WHAT YOU NEED TO DO: From the data below, copy out every line in which the word "JSON" occurs.

EXCERPTED RECORDS:
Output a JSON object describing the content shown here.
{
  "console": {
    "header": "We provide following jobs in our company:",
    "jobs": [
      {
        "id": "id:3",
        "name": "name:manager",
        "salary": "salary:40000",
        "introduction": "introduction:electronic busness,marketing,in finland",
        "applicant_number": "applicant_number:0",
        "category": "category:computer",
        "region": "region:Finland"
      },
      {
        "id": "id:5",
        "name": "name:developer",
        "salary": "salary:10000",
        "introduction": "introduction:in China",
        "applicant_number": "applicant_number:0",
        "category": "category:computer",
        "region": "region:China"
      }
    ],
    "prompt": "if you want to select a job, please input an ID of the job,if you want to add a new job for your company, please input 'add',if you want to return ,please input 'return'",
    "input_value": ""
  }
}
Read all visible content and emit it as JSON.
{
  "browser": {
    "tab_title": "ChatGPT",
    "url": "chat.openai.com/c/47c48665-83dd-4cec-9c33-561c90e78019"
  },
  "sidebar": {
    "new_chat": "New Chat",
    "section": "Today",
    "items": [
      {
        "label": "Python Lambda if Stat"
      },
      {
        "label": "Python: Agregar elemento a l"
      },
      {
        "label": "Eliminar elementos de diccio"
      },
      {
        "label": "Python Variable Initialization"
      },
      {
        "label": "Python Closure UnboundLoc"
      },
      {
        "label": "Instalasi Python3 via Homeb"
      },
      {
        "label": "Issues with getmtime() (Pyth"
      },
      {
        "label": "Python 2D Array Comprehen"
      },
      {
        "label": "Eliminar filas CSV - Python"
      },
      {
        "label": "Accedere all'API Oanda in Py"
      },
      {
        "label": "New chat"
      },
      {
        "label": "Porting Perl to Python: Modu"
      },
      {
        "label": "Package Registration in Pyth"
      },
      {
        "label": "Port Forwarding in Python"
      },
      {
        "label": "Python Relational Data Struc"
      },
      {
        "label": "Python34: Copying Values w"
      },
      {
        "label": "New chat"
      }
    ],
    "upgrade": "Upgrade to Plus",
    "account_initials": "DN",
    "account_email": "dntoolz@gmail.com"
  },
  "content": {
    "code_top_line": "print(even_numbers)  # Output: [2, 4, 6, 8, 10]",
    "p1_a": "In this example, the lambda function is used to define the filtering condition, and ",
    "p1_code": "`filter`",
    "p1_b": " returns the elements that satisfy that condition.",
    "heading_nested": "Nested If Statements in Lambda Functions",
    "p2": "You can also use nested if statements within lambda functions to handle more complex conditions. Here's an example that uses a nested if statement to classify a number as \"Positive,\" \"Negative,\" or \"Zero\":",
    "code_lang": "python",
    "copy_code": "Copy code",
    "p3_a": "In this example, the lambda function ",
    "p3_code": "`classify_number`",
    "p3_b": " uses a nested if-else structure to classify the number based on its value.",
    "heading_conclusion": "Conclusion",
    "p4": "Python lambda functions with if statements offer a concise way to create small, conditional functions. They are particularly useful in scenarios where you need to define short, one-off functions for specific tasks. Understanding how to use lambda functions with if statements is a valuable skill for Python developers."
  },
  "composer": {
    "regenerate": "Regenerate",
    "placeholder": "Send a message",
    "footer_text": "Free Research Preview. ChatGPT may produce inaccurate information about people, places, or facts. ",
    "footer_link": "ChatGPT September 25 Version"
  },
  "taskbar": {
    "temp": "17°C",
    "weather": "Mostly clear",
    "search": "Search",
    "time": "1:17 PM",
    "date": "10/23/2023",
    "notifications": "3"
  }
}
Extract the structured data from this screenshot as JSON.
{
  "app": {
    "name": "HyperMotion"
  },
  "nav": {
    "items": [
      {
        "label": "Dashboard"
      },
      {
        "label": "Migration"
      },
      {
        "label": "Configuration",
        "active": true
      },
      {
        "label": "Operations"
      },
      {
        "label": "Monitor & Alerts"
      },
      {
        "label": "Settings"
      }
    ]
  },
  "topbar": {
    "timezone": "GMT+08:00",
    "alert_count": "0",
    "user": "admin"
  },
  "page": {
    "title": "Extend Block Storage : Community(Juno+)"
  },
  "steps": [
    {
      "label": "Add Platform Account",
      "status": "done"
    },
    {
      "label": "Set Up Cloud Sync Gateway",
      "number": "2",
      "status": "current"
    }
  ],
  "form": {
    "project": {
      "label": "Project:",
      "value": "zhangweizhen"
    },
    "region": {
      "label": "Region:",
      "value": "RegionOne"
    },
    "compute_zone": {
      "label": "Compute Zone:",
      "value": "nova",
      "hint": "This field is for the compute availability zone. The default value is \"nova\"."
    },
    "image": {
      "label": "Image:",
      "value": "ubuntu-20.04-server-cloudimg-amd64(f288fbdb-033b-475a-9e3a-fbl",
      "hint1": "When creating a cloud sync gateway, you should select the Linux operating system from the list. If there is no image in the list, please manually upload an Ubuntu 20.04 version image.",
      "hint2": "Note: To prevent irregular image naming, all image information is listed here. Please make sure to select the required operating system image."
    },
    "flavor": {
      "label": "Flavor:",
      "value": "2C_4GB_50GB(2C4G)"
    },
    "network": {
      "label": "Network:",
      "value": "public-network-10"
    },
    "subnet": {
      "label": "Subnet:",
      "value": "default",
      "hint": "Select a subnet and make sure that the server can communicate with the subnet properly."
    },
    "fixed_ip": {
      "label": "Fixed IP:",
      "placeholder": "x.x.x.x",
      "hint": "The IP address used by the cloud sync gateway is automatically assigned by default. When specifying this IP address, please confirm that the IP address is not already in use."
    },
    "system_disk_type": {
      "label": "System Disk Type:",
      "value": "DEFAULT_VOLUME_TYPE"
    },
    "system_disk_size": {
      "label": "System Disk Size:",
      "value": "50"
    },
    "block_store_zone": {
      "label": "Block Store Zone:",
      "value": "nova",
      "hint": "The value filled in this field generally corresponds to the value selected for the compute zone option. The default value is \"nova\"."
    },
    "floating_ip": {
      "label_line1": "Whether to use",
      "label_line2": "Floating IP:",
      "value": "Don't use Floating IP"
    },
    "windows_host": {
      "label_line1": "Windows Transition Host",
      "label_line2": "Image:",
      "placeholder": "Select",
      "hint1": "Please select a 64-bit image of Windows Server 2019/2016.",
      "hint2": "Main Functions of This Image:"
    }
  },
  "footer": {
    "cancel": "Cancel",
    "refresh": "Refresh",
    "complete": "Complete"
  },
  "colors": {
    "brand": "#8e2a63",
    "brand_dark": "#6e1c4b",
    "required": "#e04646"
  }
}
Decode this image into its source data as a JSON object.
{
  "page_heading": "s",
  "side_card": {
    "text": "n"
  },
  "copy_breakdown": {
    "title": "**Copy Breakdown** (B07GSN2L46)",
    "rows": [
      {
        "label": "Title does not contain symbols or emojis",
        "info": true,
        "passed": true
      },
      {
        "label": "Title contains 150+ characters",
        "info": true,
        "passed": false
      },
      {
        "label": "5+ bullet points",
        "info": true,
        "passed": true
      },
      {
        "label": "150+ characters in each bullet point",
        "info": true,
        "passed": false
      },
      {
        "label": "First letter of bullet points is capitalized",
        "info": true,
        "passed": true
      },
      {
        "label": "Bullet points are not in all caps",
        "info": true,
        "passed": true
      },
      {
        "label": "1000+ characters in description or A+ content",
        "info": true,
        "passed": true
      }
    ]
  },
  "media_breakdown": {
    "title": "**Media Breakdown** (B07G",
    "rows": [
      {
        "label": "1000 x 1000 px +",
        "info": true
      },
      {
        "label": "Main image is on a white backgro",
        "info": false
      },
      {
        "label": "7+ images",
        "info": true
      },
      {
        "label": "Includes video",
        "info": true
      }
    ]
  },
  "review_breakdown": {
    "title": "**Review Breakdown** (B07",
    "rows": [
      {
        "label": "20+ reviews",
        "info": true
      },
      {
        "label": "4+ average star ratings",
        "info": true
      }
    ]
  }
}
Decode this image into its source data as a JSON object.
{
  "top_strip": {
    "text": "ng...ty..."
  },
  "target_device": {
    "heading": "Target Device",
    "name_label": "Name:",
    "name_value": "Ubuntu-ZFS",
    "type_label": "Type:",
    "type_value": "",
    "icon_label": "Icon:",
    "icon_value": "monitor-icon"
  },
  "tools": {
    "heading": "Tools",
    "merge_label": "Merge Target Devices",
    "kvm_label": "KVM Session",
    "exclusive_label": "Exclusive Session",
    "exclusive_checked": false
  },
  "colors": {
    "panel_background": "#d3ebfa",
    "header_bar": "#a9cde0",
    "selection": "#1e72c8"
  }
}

SOLUTION TO THE EXERCISE:
Output a JSON object describing the content shown here.
Read all visible content and emit it as JSON.
Extract the structured data from this screenshot as JSON.
Decode this image into its source data as a JSON object.
Decode this image into its source data as a JSON object.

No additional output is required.